"We've done that the last few years with some of the young guys and we're going to give them an opportunity to compete and see what they can do and if they work in there, the more power to them," Reid said. "Everybody we draft, we draft to be starters. It may not be the first year, second year, third year, but that's how we look at it. We try not to draft back-up players, but guys that have the opportunity to start somewhere in the future."
Whether Allen steps in to become a starter right away remains to be seen, but according to Reid, the 6-foot 1/2, 207-pound safety is an "accurate tackler," meaning that while he does often make big hits, he also rarely misses. Reid also lauded Allen's ball skills, saying he has a "knack for making plays when the ball is in the air."
Te'o-Nesheim, meanwhile, is another "fastball" on the defensive line, as Reid often refers to his pass rushers. Te'o-Nesheim has experience playing both end and tackle in college, and it's quite easy to see him becoming one of the Eagles' patented inside pass rushers on third-down. But Reid actually brought up a rather interesting comparison for Te'o-Nesheim, one originally mentioned to him by Te'o-Nesheim's head coach in college, Steve Sarkisian, who previously coached at Southern California.
"He's a very, very quiet guy," Reid said. "Do you know that guy who plays safety for the Pittsburgh Steelers? (Troy) Polamalu. (Sarkisian) said, now he coached both guys here, he says, 'This is what he is except as a defensive lineman. He's very quiet, very soft spoken. When he puts on his uniform, he's a different guy.' When you talk to him and then when you watch some of his highlights, I think you'll get an idea of what I'm saying here and what really his coach said."
And so now the Eagles turn their attention to the final four rounds of the draft which begin Saturday morning at 10 AM (follow all the Eagles picks here on Eagles Draft Live! presented by Dietz & Watson). The Eagles have nine picks currently in their possession: four fourth-rounders (105, 121, 122 and 125 overall), two fifth-rounders (134 and 146 overall), one sixth-rounder (200 overall) and two seventh-rounders (243 and 244 overall). With those picks, the Eagles have the flexibility to do any number of things to address positions like cornerback, linebacker, offensive line, and running back.
"We've created a little bit of flexibility there now, so we'll see how we can work that and whether we move up with some of the picks or whether we move back in the next year, whatever it may be, we have a little bit of flexibility there," Reid said.
In terms of a progress report, Reid said that they've done exactly what they wanted to do, but there is still work to be done.
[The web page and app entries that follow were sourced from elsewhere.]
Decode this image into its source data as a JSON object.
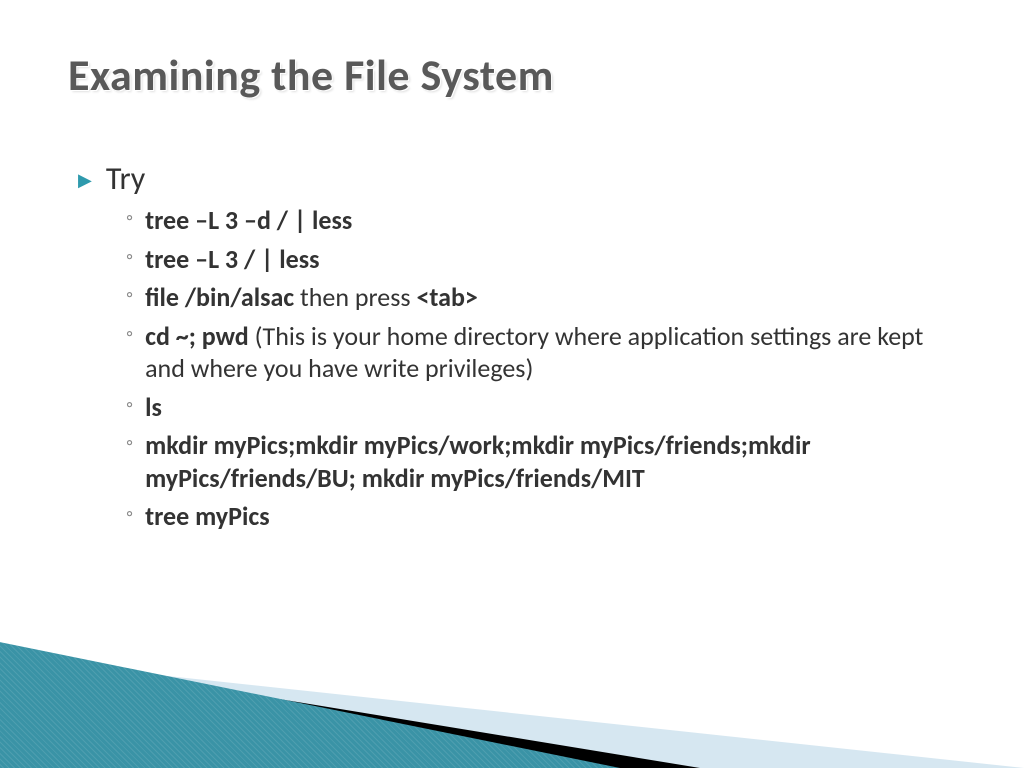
{
  "title": "Examining the File System",
  "top": {
    "label": "Try"
  },
  "items": [
    {
      "b1": "tree –L 3 –d  / | less"
    },
    {
      "b1": "tree –L 3   / | less"
    },
    {
      "b1": "file /bin/alsac ",
      "t1": "then press ",
      "b2": "<tab>"
    },
    {
      "b1": "cd ~; pwd ",
      "t1": "(This is your home directory where application settings are kept and where you have write privileges)"
    },
    {
      "b1": "ls"
    },
    {
      "b1": "mkdir myPics;mkdir myPics/work;mkdir myPics/friends;mkdir myPics/friends/BU; mkdir myPics/friends/MIT"
    },
    {
      "b1": "tree myPics"
    }
  ]
}
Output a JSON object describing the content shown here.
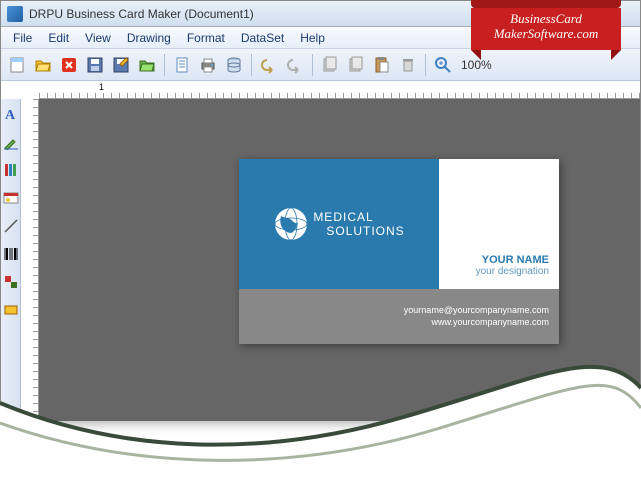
{
  "window": {
    "title": "DRPU Business Card Maker (Document1)"
  },
  "menu": [
    "File",
    "Edit",
    "View",
    "Drawing",
    "Format",
    "DataSet",
    "Help"
  ],
  "toolbar": {
    "zoom": "100%"
  },
  "ribbon": {
    "line1": "BusinessCard",
    "line2": "MakerSoftware.com"
  },
  "card": {
    "title1": "MEDICAL",
    "title2": "SOLUTIONS",
    "name": "YOUR NAME",
    "designation": "your designation",
    "email": "yourname@yourcompanyname.com",
    "website": "www.yourcompanyname.com"
  }
}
"If I could have told you that we were going to end up with these three players, I would have told you I'd be a happy guy; I'm a happy guy right now," he said. "I look forward to getting them in here and playing. Now we're not done, it's kind of half done. We have to make sure that we finish this thing up right tomorrow."
-- Posted by Bo Wulf, 12:07 a.m., April 24